Association of Mineworkers and Construction Union AMCU 2001 2018 Disaffiliated N/A
Black Allied Mining and Construction Workers' Union BAMCWU 1990 Expelled 4,119
Black Domestic Workers' Union BDWU 1985 300
Black Electronic and Electrical Workers' Union BEEWU 1989 Merged into MEWUSA 520
Black Trade Union of Transnet Workers BLATU 1981 1998 Merged into SARWHU
Black University Workers' Association BUWA 1972 1992 Merged into MESHAWU
Brushes and Cleaners Workers' Union BCWU 1982 1993 Merged into NASAWU 3,000
Domestic Workers' Association of South Africa DWASA 1974 3,000
Engineering and Allied Workers' Union of South Africa EAWUSA 1963 1989 Merged into MEWUSA 3,000
Electrical and Allied Workers' Trade Union of South Africa EAWTUSA 1987 1989 Merged into MEWUSA 15,000
Federated Mining Union FMU 3,100[3]
Federation of Municipality, Health and Allied Workers FEDMAWU 1992 Merged into MESHAWU
Food and Beverage Workers' Union FBAWU 1979 1993 Merged into NUFBWSAW 17,000
Municipality, Education, State, Health And Allied Workers Union MESHAWU 1992 N/A
Natal Liquor and Catering Workers' Union 6,737
National Clothing and Textile Workers' Union of South Africa NACTWUSA 2001 N/A
National Union of Farm Workers NUF 418
National Union of Furniture and Allied Workers NUFAW 1956 Dissolved 20,000
National Union of Wine, Spirits and Allied Workers NUWASW 1978 1993 Merged into NUFBWSAW 4,881
Parliamentary Staff Union PSU
South African Laundry, Dry Cleaning and Dyeing Workers' Union SALDCDWU 1972 1993 Merged into NASAWU 500
South African Health and Allied Workers' Union SAHAWU
Steel, Engineering and Allied Workers' Union SEAWU 1979 5,500
Textile Workers' Union TWU 1973 1990 Expelled 400
United African Motor and Allied Workers' Union UAMAWU 1980 1989 Merged into MEWUSA 8,000
Vukani Black Guards and Allied Workers' Union VBGAWU 1981 1993 Merged into NASAWU 2,000

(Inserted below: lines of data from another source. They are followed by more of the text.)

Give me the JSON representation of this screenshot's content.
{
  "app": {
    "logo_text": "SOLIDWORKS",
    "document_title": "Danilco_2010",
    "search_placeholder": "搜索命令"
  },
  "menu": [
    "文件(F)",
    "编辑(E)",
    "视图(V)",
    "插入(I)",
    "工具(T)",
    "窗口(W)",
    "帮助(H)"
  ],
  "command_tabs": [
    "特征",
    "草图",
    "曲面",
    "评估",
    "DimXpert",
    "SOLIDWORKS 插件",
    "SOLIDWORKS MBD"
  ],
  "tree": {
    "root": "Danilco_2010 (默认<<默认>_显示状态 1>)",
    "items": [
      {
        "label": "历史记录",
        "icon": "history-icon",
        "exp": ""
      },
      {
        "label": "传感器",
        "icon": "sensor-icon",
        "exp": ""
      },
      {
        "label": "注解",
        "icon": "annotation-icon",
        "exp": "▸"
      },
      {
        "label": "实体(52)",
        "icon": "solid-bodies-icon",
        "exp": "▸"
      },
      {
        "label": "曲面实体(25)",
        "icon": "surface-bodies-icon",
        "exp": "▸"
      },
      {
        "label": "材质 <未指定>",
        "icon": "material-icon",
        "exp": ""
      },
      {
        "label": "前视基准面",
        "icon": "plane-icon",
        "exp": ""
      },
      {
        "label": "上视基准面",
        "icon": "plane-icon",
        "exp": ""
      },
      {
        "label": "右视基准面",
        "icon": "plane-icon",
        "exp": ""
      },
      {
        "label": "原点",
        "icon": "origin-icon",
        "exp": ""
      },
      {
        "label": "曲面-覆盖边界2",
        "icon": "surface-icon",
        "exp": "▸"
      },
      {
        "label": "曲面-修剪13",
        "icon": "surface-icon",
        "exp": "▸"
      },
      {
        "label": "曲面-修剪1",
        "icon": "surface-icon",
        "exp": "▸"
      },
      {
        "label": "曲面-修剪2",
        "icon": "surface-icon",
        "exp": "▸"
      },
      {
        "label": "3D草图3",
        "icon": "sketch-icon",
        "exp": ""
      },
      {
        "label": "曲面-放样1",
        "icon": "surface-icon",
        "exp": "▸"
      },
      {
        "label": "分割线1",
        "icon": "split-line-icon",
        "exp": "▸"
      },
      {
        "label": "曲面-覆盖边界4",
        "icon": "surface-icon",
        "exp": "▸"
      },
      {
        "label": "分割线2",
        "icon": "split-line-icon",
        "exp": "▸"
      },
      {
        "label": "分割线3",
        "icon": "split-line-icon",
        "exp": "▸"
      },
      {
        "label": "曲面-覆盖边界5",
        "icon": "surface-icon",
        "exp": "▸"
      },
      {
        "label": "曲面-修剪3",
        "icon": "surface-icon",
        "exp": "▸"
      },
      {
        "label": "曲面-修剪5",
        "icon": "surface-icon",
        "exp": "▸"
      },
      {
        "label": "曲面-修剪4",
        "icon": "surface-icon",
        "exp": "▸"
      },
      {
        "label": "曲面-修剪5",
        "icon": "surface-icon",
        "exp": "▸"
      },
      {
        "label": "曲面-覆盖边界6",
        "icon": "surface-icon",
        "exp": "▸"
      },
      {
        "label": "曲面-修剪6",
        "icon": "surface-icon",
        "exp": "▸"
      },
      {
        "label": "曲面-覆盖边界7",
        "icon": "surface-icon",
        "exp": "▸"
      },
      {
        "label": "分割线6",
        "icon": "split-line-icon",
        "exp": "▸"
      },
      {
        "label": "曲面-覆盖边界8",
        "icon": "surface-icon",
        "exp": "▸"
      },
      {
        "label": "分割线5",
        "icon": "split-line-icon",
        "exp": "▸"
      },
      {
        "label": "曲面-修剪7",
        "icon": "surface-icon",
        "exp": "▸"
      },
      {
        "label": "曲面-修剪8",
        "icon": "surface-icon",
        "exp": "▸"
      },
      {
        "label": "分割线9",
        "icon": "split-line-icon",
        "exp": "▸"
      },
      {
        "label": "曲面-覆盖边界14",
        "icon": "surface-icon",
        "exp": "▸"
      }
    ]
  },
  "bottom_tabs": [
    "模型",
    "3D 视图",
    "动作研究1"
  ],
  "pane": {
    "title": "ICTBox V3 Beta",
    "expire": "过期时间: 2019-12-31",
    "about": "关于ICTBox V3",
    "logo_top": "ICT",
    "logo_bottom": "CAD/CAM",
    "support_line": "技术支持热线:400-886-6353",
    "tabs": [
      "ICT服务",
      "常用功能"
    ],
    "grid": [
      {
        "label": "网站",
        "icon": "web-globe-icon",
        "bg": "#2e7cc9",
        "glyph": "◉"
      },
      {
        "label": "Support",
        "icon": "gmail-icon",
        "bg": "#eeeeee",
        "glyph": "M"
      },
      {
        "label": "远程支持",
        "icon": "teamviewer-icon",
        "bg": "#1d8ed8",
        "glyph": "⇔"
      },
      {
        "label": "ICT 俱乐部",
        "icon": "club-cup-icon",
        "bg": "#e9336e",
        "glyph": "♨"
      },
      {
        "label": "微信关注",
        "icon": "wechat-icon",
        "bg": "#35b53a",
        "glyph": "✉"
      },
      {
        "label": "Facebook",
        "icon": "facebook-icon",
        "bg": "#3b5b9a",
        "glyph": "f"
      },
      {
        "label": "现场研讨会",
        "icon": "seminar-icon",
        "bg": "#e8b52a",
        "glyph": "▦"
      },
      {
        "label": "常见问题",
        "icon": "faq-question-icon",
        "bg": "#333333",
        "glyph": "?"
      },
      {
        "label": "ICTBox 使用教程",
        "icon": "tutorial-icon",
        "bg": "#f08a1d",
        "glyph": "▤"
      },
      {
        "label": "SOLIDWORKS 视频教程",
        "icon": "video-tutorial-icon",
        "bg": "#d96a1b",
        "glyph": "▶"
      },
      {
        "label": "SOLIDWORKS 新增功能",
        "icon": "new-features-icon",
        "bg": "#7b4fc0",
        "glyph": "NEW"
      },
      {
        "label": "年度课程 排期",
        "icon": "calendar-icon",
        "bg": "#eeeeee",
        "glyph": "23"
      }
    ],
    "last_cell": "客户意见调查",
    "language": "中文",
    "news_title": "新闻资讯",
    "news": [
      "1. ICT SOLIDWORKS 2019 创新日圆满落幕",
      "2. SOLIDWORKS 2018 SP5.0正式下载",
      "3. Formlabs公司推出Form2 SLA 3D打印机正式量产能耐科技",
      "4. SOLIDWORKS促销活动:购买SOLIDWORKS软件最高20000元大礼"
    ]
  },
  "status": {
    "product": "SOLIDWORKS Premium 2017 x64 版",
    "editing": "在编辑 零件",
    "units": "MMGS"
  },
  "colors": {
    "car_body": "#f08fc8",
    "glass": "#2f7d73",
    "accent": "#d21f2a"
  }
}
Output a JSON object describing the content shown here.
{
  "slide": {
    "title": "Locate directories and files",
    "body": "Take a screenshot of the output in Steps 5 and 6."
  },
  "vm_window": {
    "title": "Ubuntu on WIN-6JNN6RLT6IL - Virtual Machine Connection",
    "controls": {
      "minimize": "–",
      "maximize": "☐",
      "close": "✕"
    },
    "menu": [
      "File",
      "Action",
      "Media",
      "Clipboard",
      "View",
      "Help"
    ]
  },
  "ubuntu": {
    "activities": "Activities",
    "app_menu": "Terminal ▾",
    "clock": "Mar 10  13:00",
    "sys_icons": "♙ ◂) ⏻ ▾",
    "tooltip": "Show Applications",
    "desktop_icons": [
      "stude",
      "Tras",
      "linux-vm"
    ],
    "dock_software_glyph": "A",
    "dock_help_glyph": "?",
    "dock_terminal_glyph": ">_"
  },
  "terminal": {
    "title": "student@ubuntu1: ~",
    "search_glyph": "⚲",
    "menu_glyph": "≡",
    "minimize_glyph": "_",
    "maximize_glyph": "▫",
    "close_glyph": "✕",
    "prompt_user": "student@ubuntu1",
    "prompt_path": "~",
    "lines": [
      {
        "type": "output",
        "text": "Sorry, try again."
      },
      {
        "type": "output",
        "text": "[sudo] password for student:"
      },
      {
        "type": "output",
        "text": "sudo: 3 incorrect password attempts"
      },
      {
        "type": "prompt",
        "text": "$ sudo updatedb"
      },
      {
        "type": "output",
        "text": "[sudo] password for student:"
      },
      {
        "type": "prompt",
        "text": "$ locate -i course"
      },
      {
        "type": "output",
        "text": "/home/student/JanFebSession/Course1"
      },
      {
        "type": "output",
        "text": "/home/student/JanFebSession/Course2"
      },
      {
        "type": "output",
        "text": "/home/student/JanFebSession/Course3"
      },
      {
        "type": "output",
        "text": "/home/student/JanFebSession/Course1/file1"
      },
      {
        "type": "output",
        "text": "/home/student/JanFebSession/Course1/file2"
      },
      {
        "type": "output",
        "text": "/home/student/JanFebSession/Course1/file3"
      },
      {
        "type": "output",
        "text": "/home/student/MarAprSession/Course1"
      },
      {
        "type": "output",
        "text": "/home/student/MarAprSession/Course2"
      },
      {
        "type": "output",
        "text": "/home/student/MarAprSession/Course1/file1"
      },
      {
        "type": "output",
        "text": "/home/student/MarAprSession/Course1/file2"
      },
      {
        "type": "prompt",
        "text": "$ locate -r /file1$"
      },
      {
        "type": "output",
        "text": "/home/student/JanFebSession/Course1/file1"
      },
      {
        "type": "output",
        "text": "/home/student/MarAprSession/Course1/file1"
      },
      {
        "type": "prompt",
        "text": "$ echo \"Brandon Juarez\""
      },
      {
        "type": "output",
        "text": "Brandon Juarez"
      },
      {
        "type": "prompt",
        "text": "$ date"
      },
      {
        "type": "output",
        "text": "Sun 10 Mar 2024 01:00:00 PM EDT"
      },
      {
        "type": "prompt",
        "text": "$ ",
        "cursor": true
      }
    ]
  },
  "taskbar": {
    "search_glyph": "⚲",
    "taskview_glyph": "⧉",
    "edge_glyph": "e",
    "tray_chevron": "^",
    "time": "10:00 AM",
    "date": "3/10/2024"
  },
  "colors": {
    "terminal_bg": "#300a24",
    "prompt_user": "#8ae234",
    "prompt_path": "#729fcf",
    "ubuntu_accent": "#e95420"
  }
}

General SecretariesEdit

1986: Phiroshaw Camay
1989: Cunningham Ngcukana
2004: Mahlomola Skosana
2000s: Manene Samela
2010s: Narius Moloto

See alsoEdit


  1. ^ Pretorius, Fransjohan (2014). A History of South Africa: From the Distant Past to the Present Day. Hatsfield, Pretoria: Protea Book House. ISBN 978-1-86919-908-1.
  2. ^ Kraak, Gerald (1993). Breaking the Chains. London: Pluto Press. ISBN 0745307051.
  3. ^ Figure is for 1987.

External linksEdit